Not Every Hill You Face is Worth Dying On
- Ronnie Floyd ronniefloyd.com
- 2017 8 Jun
The greatest leadership lesson I have ever learned is: Every hill you face is not worth dying on. If I had practiced this in my previous churches and perhaps during the first few years here, I believe my influence would be greater and the ministry would be more effective.
I have seen ministers let their stubbornness and pride wreck their leadership in the home and in the church. When you have the clarity and wisdom to not die on every hill, your leadership can be long and effective.
Whether you are a rookie pastor or an experienced minister: Every hill you face in leadership is not worth dying on. When the pastor practices this, the church will flourish. The fellowship will be sweeter, the growth will be greater, and the preservation of this growth will be more successful.
How I Learned This
How did I learn this important truth? It did not happen at a particular point, but through a process. Some things in leadership you can only learn through the growth of the entity you are assigned to lead.

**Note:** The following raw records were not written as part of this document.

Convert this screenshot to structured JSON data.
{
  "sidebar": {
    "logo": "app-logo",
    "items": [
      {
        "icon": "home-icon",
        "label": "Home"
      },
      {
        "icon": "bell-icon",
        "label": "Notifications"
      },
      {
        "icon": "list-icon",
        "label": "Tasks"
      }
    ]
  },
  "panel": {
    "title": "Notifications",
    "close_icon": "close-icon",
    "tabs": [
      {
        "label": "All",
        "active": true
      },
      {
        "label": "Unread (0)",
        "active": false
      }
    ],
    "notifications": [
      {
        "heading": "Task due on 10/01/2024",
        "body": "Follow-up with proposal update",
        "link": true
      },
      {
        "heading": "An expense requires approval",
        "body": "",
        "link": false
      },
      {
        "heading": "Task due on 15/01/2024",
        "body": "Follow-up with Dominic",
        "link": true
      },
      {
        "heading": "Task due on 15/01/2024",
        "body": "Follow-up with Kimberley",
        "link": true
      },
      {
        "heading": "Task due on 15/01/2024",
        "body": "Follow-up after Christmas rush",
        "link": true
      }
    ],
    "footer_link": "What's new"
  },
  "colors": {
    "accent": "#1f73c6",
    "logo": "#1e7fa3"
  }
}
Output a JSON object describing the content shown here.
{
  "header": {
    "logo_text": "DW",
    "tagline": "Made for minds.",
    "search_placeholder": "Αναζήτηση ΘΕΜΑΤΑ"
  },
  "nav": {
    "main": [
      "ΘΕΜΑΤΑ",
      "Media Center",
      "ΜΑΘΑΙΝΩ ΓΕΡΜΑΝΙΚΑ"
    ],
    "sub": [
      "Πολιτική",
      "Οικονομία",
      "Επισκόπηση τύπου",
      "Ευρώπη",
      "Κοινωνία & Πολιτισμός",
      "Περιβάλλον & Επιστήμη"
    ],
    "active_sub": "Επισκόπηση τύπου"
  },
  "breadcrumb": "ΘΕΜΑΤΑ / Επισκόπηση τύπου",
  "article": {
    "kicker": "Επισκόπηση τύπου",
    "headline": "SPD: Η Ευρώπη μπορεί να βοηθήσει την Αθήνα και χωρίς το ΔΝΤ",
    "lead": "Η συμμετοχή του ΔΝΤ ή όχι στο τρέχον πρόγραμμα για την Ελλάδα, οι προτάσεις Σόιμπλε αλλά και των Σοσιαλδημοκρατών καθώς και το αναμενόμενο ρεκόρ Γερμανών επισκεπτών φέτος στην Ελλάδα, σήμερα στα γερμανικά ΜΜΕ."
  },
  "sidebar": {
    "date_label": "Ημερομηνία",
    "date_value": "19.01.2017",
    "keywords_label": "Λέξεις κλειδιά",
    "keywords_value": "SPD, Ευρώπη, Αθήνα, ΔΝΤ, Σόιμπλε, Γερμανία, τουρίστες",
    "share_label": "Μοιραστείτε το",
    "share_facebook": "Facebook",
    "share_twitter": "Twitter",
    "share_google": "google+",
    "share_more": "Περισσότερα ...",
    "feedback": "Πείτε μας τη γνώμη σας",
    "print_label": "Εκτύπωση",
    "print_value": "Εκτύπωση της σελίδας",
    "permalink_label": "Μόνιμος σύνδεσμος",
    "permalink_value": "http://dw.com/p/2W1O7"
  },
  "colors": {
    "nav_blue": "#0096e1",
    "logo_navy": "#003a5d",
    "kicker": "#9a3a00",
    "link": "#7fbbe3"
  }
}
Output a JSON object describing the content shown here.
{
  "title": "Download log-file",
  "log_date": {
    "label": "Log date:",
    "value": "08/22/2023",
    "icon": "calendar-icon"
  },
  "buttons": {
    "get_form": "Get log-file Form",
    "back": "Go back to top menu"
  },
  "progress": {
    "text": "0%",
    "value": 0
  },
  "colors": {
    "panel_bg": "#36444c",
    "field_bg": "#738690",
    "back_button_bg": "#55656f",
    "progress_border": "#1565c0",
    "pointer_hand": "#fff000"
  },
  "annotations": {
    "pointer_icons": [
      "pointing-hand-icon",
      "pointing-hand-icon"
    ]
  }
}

The growth of the organization in structures, personnel, dollars, and expectations requires the leader to operate by the conviction that every hill he faces is not worth dying on.
There are times that I could have carried more people with me along the church’s vision path if I had been more patient and personal along the way. In the name of “urgency” or “reaching,” we can sometimes push “hurry” too much and too often. This is not an asset, but a liability.
The Christian life is not about being right — it is about being Christ-like
Most Christians are more interested in being right than they are in being Christ-like. Pastor and church leaders, the Christian life is not about being right — it is about being Christ-like. If Satan cannot get you to do the wrong thing, he will get you to do the right thing in the wrong way. When you think you are always right, you will die on needless hills. When you constantly have to prove you are right and don’t take the time to work toward making the best decision in the right time and in the right way, you lose influence and leadership.
3 Hills Worth Dying On
SEE ALSO: 4 Resolutions Every Pastor Should Make
There are three hills that are worth dying on no matter what anyone else thinks.
1. Truth – You must be willing to die on the hill of God’s truth found in Scripture.
You must stand in your pulpit, in your meetings, and everywhere else you go with the confidence that the Bible is God’s truth for today and always. In my ministry, I have seen more people willing to die for their tradition than die for the Truth of God’s Word.
2. Morality – Jesus was very clear that we are to be the salt and light of the world.
We must be the moral conscience of our region, nation, and world. Biblically, we have no alternative. We have to impact our culture. When we do, there are times that our faith will collide with the culture.
3. The Great Commission – The Great Commission should consume every Christian and church.
For a church to advance toward the future in terms of health and growth, the church needs to be emblazoned by the Great Commission. There is no one in the church who ought to be more fired up and passionate about sharing the Gospel of Jesus Christ with every person in the world and making disciples of all the nations than the pastor.
When You Go to the Hill
Pastor, a good leader determines not only which hills to die upon, but he also chooses the timing.
Let me give you a strategic grid to go through before you ascend the hill:
- Leadership has to be clear
- Processes have to be thorough
- Timing must be right
A wise leader does everything in God’s timing, by God’s Word, and in God’s power.
This article originally appeared on RonnieFloyd.com. Used with permission.
Dr. Ronnie Floyd is the Senior Pastor of Cross Church, Immediate Past President of the Southern Baptist Convention, founder of the Cross Church School of Ministry, and host of the Ronnie Floyd on Life and Leadership Today podcast.
Image courtesy: Pexels.com
Publication date: June 8, 2017